Western Price Survey
September 28, 2015
With none of the wild weather or high renewables output seen in recent weeks, Western energy prices this week entered tamer territory.
As natural gas fall shoulder season approaches -- that limbo period in which the final additions to natural gas storage are made and weather-prompted withdrawals to accommodate heating demand start -- analysts aren't expecting much natural gas price movement.
In fact, the U.S. Energy Information Administration noted the total amount of natural gas used for power generation this week was flat.

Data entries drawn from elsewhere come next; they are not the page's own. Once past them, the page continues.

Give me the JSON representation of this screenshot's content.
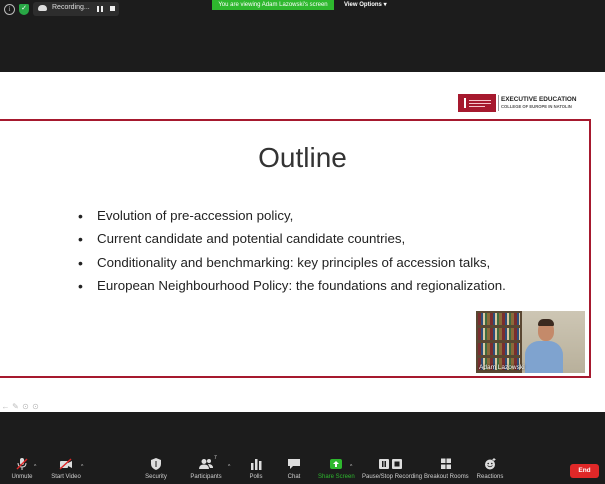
{
  "top_bar": {
    "recording_label": "Recording...",
    "viewing_banner": "You are viewing Adam Lazowski's screen",
    "view_options_label": "View Options",
    "view_options_caret": "▾",
    "info_glyph": "i",
    "shield_glyph": "✓",
    "icons": [
      "info-icon",
      "shield-icon",
      "cloud-recording-icon",
      "pause-icon",
      "stop-icon"
    ]
  },
  "slide": {
    "logo": {
      "line1": "EXECUTIVE EDUCATION",
      "line2": "COLLEGE OF EUROPE IN NATOLIN",
      "brand_color": "#a6192e"
    },
    "title": "Outline",
    "bullets": [
      "Evolution of pre-accession policy,",
      "Current candidate and potential candidate countries,",
      "Conditionality and benchmarking: key principles of accession talks,",
      "European Neighbourhood Policy: the foundations and regionalization."
    ],
    "frame_color": "#a6192e"
  },
  "video": {
    "participant_name": "Adam Lazowski"
  },
  "annotation_tools": {
    "glyphs": [
      "←",
      "✎",
      "⊙",
      "⊙",
      "→"
    ],
    "icons": [
      "arrow-left-icon",
      "pen-icon",
      "annotate-icon",
      "annotate-icon",
      "arrow-right-icon"
    ]
  },
  "toolbar": {
    "items": [
      {
        "label": "Unmute",
        "icon": "microphone-muted-icon"
      },
      {
        "label": "Start Video",
        "icon": "video-off-icon"
      },
      {
        "label": "Security",
        "icon": "shield-icon"
      },
      {
        "label": "Participants",
        "icon": "participants-icon",
        "count": "7"
      },
      {
        "label": "Polls",
        "icon": "polls-icon"
      },
      {
        "label": "Chat",
        "icon": "chat-icon"
      },
      {
        "label": "Share Screen",
        "icon": "share-screen-icon"
      },
      {
        "label": "Pause/Stop Recording",
        "icon": "pause-stop-recording-icon"
      },
      {
        "label": "Breakout Rooms",
        "icon": "breakout-rooms-icon"
      },
      {
        "label": "Reactions",
        "icon": "reactions-icon"
      }
    ],
    "end_label": "End",
    "caret": "^",
    "colors": {
      "share_screen": "#2eb82e",
      "end": "#e02828",
      "toolbar_bg": "#1c1c1c"
    }
  }
}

"Unexpected warm weather in the second week of September helped prop up U.S. natural gas prices from their typical shoulder season slump," noted Barclays analysts in a Sept. 21 report. "However, as fall weather rolls in and the market fixates on high storage levels and the risk of a mild winter, prices will continue to struggle in gaining any upward momentum."
Analysts expect prices may move to roughly $2.60/MMBtu through October. Fourth-quarter natural gas prices should average $2.75/MMBtu, according to Barclays.

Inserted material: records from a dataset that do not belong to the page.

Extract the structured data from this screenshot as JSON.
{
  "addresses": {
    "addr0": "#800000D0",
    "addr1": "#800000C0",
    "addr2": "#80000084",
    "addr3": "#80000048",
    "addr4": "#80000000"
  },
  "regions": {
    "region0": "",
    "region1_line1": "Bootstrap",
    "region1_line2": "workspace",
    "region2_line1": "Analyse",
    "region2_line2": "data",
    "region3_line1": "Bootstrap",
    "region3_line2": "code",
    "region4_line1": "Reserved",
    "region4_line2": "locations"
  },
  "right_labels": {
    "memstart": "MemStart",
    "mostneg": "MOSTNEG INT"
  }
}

Request a sample to see why NewsData sets the energy news standard for Western North America.
Working natural gas in storage reached 3,440 Bcf as of Sept. 18, according to EIA estimates, a net increase of 106 Bcf from the previous week. Storage levels are now 15.7 percent greater than a year ago and 4.5 percent greater than the five-year average.
Henry Hub gas spot values shed 11 cents in Thursday-to-Thursday trading, ending at $2.57/MMBtu Sept. 24; prices at most Western hubs fell between 3 and 16 cents. Alberta natural gas dropped the most, falling 16 cents to $1.99/MMBtu. Southern California Border natural gas was the exception, up a cent to $2.73 in trading (see table).

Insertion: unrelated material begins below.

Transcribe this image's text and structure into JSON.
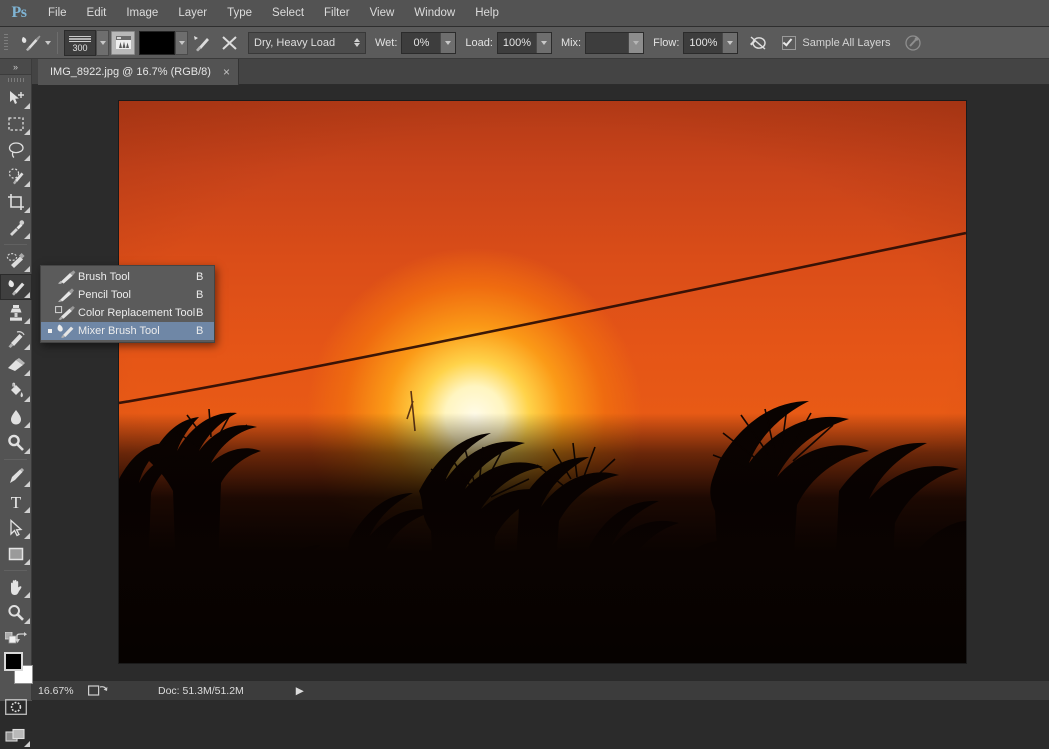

Average peak power prices varied a few dollars in the Sept. 18 to 25 trading week. California-Oregon Border posted the largest loss, down $4.90 to $29.05/MWh, while Mid-Columbia added $1.60 to $27/MWh. Average daytime prices Sept. 25 ranged from $27/MWh at Mid-C to $37.50/MWh at South of Path 15.
Nighttime power prices were relatively unchanged, with Mid-C adding $2.20 to reach $24.80/MWh and Palo Verde eroding 50 cents to $25.05/MWh. Prices ranged from $24.35 at COB to $32.15/MWh at SP15.
Demand peaked on the Cal-ISO grid at 41,189 MW Sept. 24. Total renewables production on the Cal-ISO grid reached 10,153 MW Sept. 22, while solar production reached 6,390 MW Sept. 18. [Linda Dailey Paulson].
Archives of the Western Price Survey for the past year are also available online.
The Western Price Survey is excerpted from Energy NewsData's comprehensive regional news services. See for yourself how NewsData reporters put events in an accurate and meaningful context -- request a sample of either or both California Energy Markets and Clearing Up.
Please contact firstname.lastname@example.org with questions or comments about this site.
Contact Chris Raphael, editor with questions regarding Price Survey content.
Check out the fastest growing database of energy jobs in the market today.